### Task details
Would you set down every line of the data below exactly as it reads?

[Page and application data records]
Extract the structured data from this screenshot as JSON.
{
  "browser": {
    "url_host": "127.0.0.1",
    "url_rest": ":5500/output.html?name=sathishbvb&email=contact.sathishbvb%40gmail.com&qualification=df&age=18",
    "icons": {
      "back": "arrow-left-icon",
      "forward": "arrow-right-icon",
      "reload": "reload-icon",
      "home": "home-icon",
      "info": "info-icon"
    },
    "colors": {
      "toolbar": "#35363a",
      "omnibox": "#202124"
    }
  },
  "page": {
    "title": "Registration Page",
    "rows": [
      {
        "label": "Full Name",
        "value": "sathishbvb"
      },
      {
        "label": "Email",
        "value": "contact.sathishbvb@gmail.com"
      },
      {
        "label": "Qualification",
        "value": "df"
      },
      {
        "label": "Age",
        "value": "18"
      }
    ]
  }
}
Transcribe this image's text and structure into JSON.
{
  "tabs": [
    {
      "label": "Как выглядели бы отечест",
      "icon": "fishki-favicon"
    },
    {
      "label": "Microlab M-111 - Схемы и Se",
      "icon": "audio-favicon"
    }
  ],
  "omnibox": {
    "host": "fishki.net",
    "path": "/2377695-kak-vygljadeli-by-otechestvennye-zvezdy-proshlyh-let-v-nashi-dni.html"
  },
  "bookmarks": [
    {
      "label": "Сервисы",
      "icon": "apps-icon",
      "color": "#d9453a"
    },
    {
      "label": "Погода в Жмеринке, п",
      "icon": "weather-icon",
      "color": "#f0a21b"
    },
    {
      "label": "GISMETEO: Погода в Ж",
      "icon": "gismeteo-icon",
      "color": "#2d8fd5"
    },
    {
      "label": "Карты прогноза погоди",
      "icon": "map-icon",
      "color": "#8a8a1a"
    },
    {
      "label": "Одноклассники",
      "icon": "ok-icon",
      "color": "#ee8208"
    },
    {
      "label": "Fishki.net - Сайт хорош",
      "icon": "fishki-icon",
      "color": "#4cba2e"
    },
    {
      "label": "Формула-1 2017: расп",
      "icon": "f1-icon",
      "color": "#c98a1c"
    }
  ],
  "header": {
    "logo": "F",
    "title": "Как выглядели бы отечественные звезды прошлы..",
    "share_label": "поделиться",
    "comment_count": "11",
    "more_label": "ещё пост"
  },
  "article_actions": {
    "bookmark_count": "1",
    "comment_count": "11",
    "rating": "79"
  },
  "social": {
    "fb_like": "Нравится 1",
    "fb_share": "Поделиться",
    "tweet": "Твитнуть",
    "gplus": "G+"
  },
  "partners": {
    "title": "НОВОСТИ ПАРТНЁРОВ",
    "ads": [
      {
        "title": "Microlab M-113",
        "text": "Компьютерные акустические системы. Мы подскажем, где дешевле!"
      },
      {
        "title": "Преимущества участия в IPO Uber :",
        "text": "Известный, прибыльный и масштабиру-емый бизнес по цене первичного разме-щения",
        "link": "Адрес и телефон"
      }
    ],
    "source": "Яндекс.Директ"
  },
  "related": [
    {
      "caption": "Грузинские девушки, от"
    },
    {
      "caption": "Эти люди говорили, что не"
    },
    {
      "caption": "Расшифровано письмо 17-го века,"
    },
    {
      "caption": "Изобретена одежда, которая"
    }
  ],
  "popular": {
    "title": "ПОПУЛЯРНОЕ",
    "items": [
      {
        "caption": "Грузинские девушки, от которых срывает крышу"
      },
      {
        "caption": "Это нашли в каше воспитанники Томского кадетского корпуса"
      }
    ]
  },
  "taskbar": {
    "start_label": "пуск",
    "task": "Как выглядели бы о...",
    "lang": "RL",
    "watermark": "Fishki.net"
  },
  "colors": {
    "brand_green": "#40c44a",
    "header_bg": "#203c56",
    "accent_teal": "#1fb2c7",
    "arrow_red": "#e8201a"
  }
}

### Answer space
Extract the structured data from this screenshot as JSON.
{
  "browser": {
    "url_host": "127.0.0.1",
    "url_rest": ":5500/output.html?name=sathishbvb&email=contact.sathishbvb%40gmail.com&qualification=df&age=18",
    "icons": {
      "back": "arrow-left-icon",
      "forward": "arrow-right-icon",
      "reload": "reload-icon",
      "home": "home-icon",
      "info": "info-icon"
    },
    "colors": {
      "toolbar": "#35363a",
      "omnibox": "#202124"
    }
  },
  "page": {
    "title": "Registration Page",
    "rows": [
      {
        "label": "Full Name",
        "value": "sathishbvb"
      },
      {
        "label": "Email",
        "value": "contact.sathishbvb@gmail.com"
      },
      {
        "label": "Qualification",
        "value": "df"
      },
      {
        "label": "Age",
        "value": "18"
      }
    ]
  }
}
Transcribe this image's text and structure into JSON.
{
  "tabs": [
    {
      "label": "Как выглядели бы отечест",
      "icon": "fishki-favicon"
    },
    {
      "label": "Microlab M-111 - Схемы и Se",
      "icon": "audio-favicon"
    }
  ],
  "omnibox": {
    "host": "fishki.net",
    "path": "/2377695-kak-vygljadeli-by-otechestvennye-zvezdy-proshlyh-let-v-nashi-dni.html"
  },
  "bookmarks": [
    {
      "label": "Сервисы",
      "icon": "apps-icon",
      "color": "#d9453a"
    },
    {
      "label": "Погода в Жмеринке, п",
      "icon": "weather-icon",
      "color": "#f0a21b"
    },
    {
      "label": "GISMETEO: Погода в Ж",
      "icon": "gismeteo-icon",
      "color": "#2d8fd5"
    },
    {
      "label": "Карты прогноза погоди",
      "icon": "map-icon",
      "color": "#8a8a1a"
    },
    {
      "label": "Одноклассники",
      "icon": "ok-icon",
      "color": "#ee8208"
    },
    {
      "label": "Fishki.net - Сайт хорош",
      "icon": "fishki-icon",
      "color": "#4cba2e"
    },
    {
      "label": "Формула-1 2017: расп",
      "icon": "f1-icon",
      "color": "#c98a1c"
    }
  ],
  "header": {
    "logo": "F",
    "title": "Как выглядели бы отечественные звезды прошлы..",
    "share_label": "поделиться",
    "comment_count": "11",
    "more_label": "ещё пост"
  },
  "article_actions": {
    "bookmark_count": "1",
    "comment_count": "11",
    "rating": "79"
  },
  "social": {
    "fb_like": "Нравится 1",
    "fb_share": "Поделиться",
    "tweet": "Твитнуть",
    "gplus": "G+"
  },
  "partners": {
    "title": "НОВОСТИ ПАРТНЁРОВ",
    "ads": [
      {
        "title": "Microlab M-113",
        "text": "Компьютерные акустические системы. Мы подскажем, где дешевле!"
      },
      {
        "title": "Преимущества участия в IPO Uber :",
        "text": "Известный, прибыльный и масштабиру-емый бизнес по цене первичного разме-щения",
        "link": "Адрес и телефон"
      }
    ],
    "source": "Яндекс.Директ"
  },
  "related": [
    {
      "caption": "Грузинские девушки, от"
    },
    {
      "caption": "Эти люди говорили, что не"
    },
    {
      "caption": "Расшифровано письмо 17-го века,"
    },
    {
      "caption": "Изобретена одежда, которая"
    }
  ],
  "popular": {
    "title": "ПОПУЛЯРНОЕ",
    "items": [
      {
        "caption": "Грузинские девушки, от которых срывает крышу"
      },
      {
        "caption": "Это нашли в каше воспитанники Томского кадетского корпуса"
      }
    ]
  },
  "taskbar": {
    "start_label": "пуск",
    "task": "Как выглядели бы о...",
    "lang": "RL",
    "watermark": "Fishki.net"
  },
  "colors": {
    "brand_green": "#40c44a",
    "header_bg": "#203c56",
    "accent_teal": "#1fb2c7",
    "arrow_red": "#e8201a"
  }
}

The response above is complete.